What I am concerned about is the speed to market. Not so much the technology locking, but more how do we get to market quickly enough and de-risk and prove the technology such that a company that’s developing very large projects will feel comfortable investing in our technology. And I think that what’s more of a challenge for green hydrogen and some of these other technologies is the scale of projects. If we exclude mobility, the feedstock markets (steel, ammonia, methanol usage and refining, etc) are all very large demand centers.
So there is not a huge hydrogen market in the 10 to 15 Megawatt range. There will be smaller scale industrial uses in the fueling station market, in the 5 to 10 MW range. But then the other demand will be 100 megawatt plus, so how do we get the technology proven and bankable to be deployed in the 100 MW plus projects. I think it is really speed, deployments, and operating hours.
If you were responsible for creating the right policy and finance environment to enable the hydrogen economy, what principles do you think would act as the foundation for this new environment? What do you want to see as a founder from the policy and financial leaders?
I hate to use the word subsidy, but the investment tax credit for solar is a capital cost subsidy.
That will definitely drive the market growth for green hydrogen. If projects are eligible, meaning confirmed renewable energies input to find use for the green hydrogen, the ability for some of that CAPEX to be returned in the form of tax credit. That definitely helps.
In Europe that is a model that is being used to accelerate deployment. They actually call it a CAPEX subsidy and projects on a case-by-case basis submit for capex sharing. I think that in the US that should be framed as an investment tax credit. This would certainly help.
On the other side of things, you can call it a price premium for the product, a low carbon fuel standard beyond California, Oregon, and Washington deployed federally could help from a couple of different angles. It would help build out a fueling station network. Hydrogen stations in California are eligible for LCFS credits.

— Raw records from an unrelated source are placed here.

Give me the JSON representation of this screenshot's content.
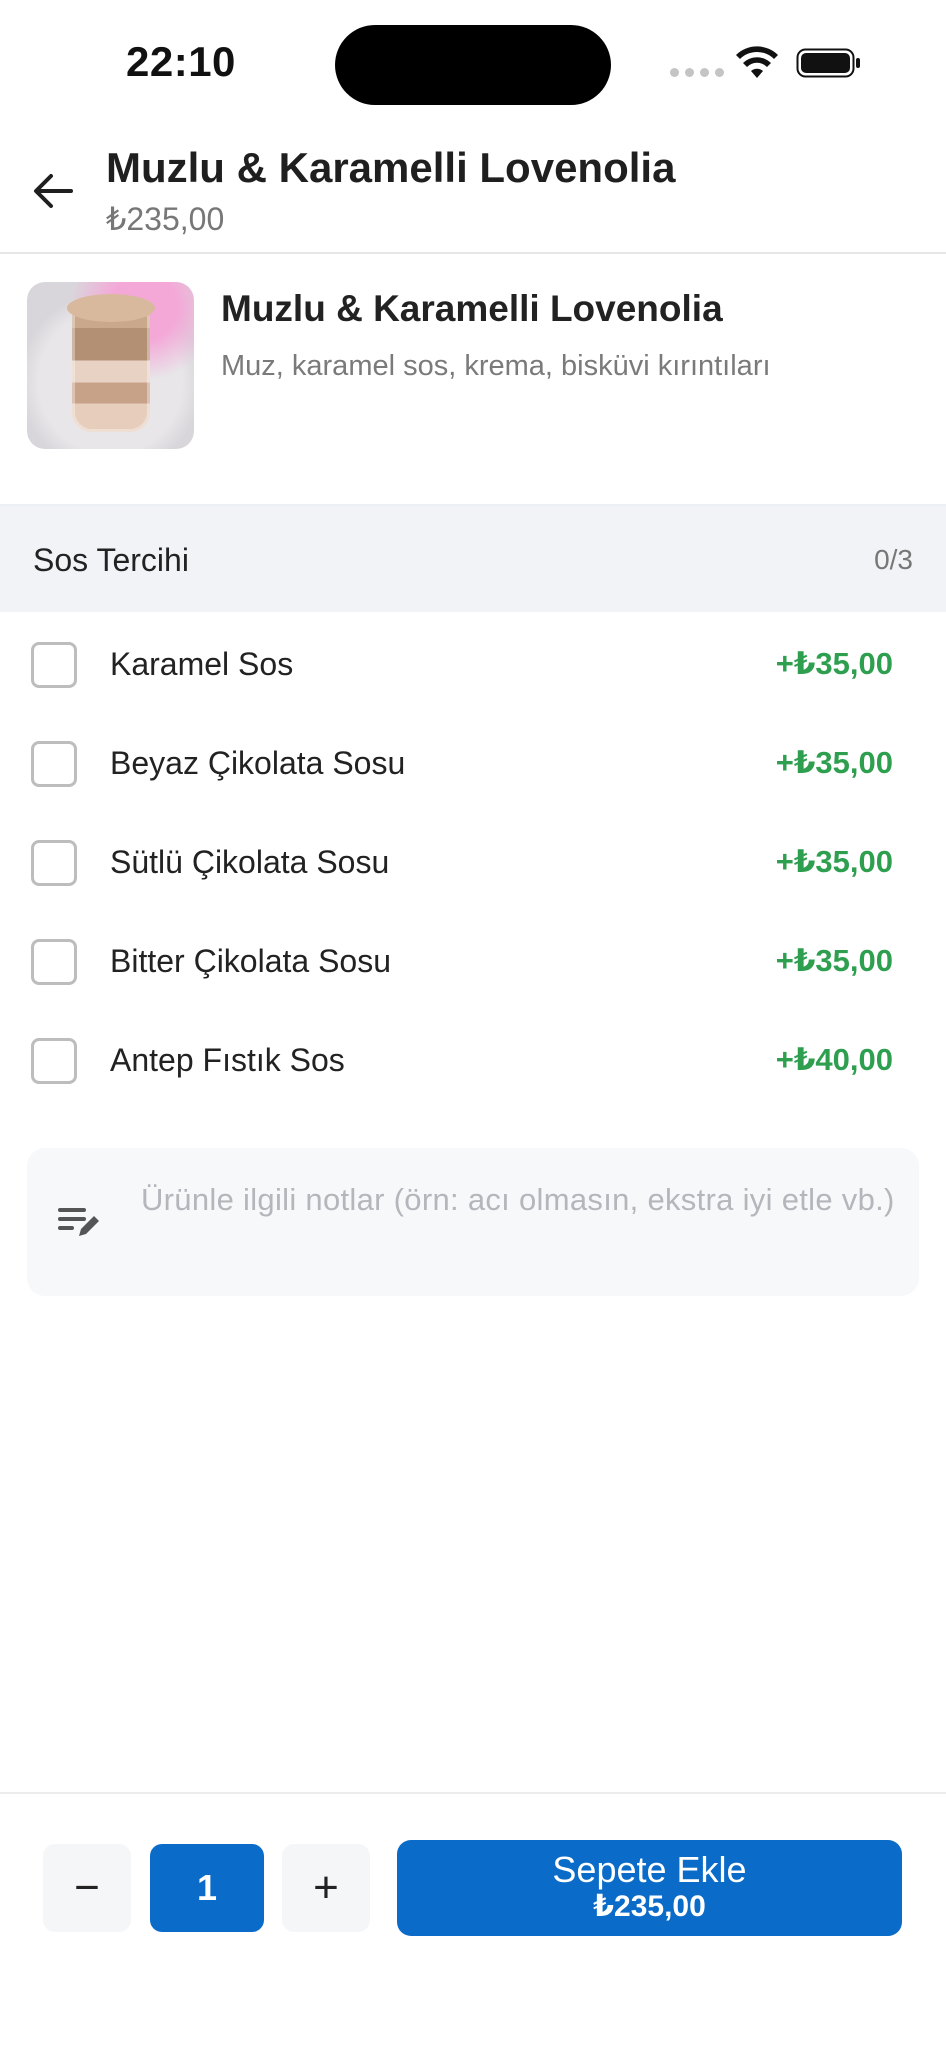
{
  "status_bar": {
    "time": "22:10"
  },
  "header": {
    "title": "Muzlu & Karamelli Lovenolia",
    "price": "₺235,00"
  },
  "product": {
    "name": "Muzlu & Karamelli Lovenolia",
    "description": "Muz, karamel sos, krema, bisküvi kırıntıları"
  },
  "section": {
    "title": "Sos Tercihi",
    "count": "0/3"
  },
  "options": [
    {
      "label": "Karamel Sos",
      "price": "+₺35,00",
      "checked": false
    },
    {
      "label": "Beyaz Çikolata Sosu",
      "price": "+₺35,00",
      "checked": false
    },
    {
      "label": "Sütlü Çikolata Sosu",
      "price": "+₺35,00",
      "checked": false
    },
    {
      "label": "Bitter Çikolata Sosu",
      "price": "+₺35,00",
      "checked": false
    },
    {
      "label": "Antep Fıstık Sos",
      "price": "+₺40,00",
      "checked": false
    }
  ],
  "note": {
    "placeholder": "Ürünle ilgili notlar (örn: acı olmasın, ekstra iyi etle vb.)"
  },
  "cart": {
    "decrement": "−",
    "quantity": "1",
    "increment": "+",
    "add_label": "Sepete Ekle",
    "add_price": "₺235,00"
  },
  "colors": {
    "primary": "#0b6bc8",
    "price_green": "#2e9e4f",
    "section_bg": "#f1f3f7"
  },
  "icons": {
    "back": "arrow-left-icon",
    "note": "edit-note-icon"
  }
}
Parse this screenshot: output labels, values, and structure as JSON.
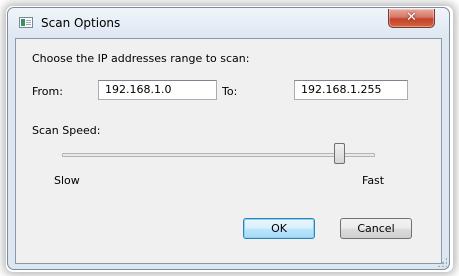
{
  "window": {
    "title": "Scan Options",
    "close_glyph": "✕"
  },
  "form": {
    "instruction": "Choose the IP addresses range to scan:",
    "from_label": "From:",
    "from_value": "192.168.1.0",
    "to_label": "To:",
    "to_value": "192.168.1.255",
    "speed_label": "Scan Speed:",
    "speed_min_label": "Slow",
    "speed_max_label": "Fast",
    "speed_level": 0.9
  },
  "buttons": {
    "ok_label": "OK",
    "cancel_label": "Cancel"
  },
  "colors": {
    "client_bg": "#f0f0f0",
    "close_red": "#c4432d",
    "default_button_border": "#3c7fb1"
  },
  "icons": {
    "app": "app-window-icon",
    "close": "close-icon",
    "resize": "resize-grip-icon"
  }
}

It also incentivizes any existing renewable fuels to use green hydrogen, like renewable diesel and jet fuel. There is a large build out going on and refinery conversions to produce these products. If you use green hydrogen and the refining of renewable diesel or jet fuel, that is a further price premium for the product that definitely incentivizes a switch to green hydrogen. So I would say those two mechanisms would be the most effective. Probably the investment tax credit is the simplest mechanism.
Thoughts and Outlook

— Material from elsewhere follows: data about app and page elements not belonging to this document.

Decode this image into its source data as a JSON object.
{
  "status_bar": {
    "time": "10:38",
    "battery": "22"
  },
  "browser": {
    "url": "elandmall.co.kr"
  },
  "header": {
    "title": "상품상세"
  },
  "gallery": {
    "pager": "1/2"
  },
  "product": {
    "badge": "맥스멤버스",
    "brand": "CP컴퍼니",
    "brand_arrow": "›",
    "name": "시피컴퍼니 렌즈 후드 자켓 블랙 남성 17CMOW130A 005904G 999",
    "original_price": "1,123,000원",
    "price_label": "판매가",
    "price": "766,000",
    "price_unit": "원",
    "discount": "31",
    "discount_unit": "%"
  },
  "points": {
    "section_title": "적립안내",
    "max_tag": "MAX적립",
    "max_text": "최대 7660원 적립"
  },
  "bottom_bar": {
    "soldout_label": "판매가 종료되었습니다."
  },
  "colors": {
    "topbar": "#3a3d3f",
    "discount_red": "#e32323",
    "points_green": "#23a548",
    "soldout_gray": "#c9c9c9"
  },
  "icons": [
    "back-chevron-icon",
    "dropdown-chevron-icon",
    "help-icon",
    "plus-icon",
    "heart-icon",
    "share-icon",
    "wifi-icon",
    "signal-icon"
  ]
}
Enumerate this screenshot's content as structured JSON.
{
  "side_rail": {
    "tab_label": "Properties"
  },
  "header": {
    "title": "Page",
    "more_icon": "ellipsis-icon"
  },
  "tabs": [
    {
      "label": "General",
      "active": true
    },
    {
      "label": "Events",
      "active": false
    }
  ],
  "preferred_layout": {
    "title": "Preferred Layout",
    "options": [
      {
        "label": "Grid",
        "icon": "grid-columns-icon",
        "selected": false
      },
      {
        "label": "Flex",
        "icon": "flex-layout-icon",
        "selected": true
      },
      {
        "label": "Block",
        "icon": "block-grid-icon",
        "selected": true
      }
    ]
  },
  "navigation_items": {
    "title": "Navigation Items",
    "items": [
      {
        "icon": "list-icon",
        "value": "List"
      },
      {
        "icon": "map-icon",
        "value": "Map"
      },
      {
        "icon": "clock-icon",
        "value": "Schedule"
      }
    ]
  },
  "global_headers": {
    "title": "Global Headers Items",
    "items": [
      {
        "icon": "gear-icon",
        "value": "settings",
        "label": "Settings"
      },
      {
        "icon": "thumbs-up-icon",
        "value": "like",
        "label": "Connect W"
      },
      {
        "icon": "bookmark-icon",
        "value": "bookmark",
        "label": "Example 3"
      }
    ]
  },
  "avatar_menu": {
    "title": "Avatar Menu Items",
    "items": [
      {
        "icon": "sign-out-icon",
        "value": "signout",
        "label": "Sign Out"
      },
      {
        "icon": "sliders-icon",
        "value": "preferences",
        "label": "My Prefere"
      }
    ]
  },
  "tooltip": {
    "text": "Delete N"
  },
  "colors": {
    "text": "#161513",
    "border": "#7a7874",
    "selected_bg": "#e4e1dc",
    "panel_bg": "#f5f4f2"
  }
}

Michael Liebreich, founder of Bloomberg New Energy Finance and host of the clean energy podcast Cleaning Up, has repeatedly mentioned the versatility of hydrogen in a decarbonized energy future. But when it comes to the options for heavy industry, and how they may be able to take advantage of the cheap energy enabled by wind and solar, their options may be more limited.
Not even the best policy environments can overcome the reality of physics and unit economics. Cheaper materials to produce more efficient and affordable electrolyzers will enable low cost production of green hydrogen, but some rather steep market milestones still need to be met. Getting electrolyzers to a scale that enables sub $1.50 / kilo of hydrogen is a major milestone that will enable incredible decarbonization across the board. Companies like Origen Hydrogen are helping heavy industry decarbonize, but saliency might be an overlooked feature that must be addressed alongside the physical challenges of commercializing a technology. Many fronts will need to be attacked at once, and Origen is making sure that when the market is ready they have the hardware to enable a green hydrogen economy.
About The Author
Business Analyst at Cleantech Ventures, LLC
Max is a Business Analyst at Cleantech Ventures, LLC, an international consulting agency assisting early-stage cleantech startups. He is an aspiring managing director of an early-stage clean energy accelerator.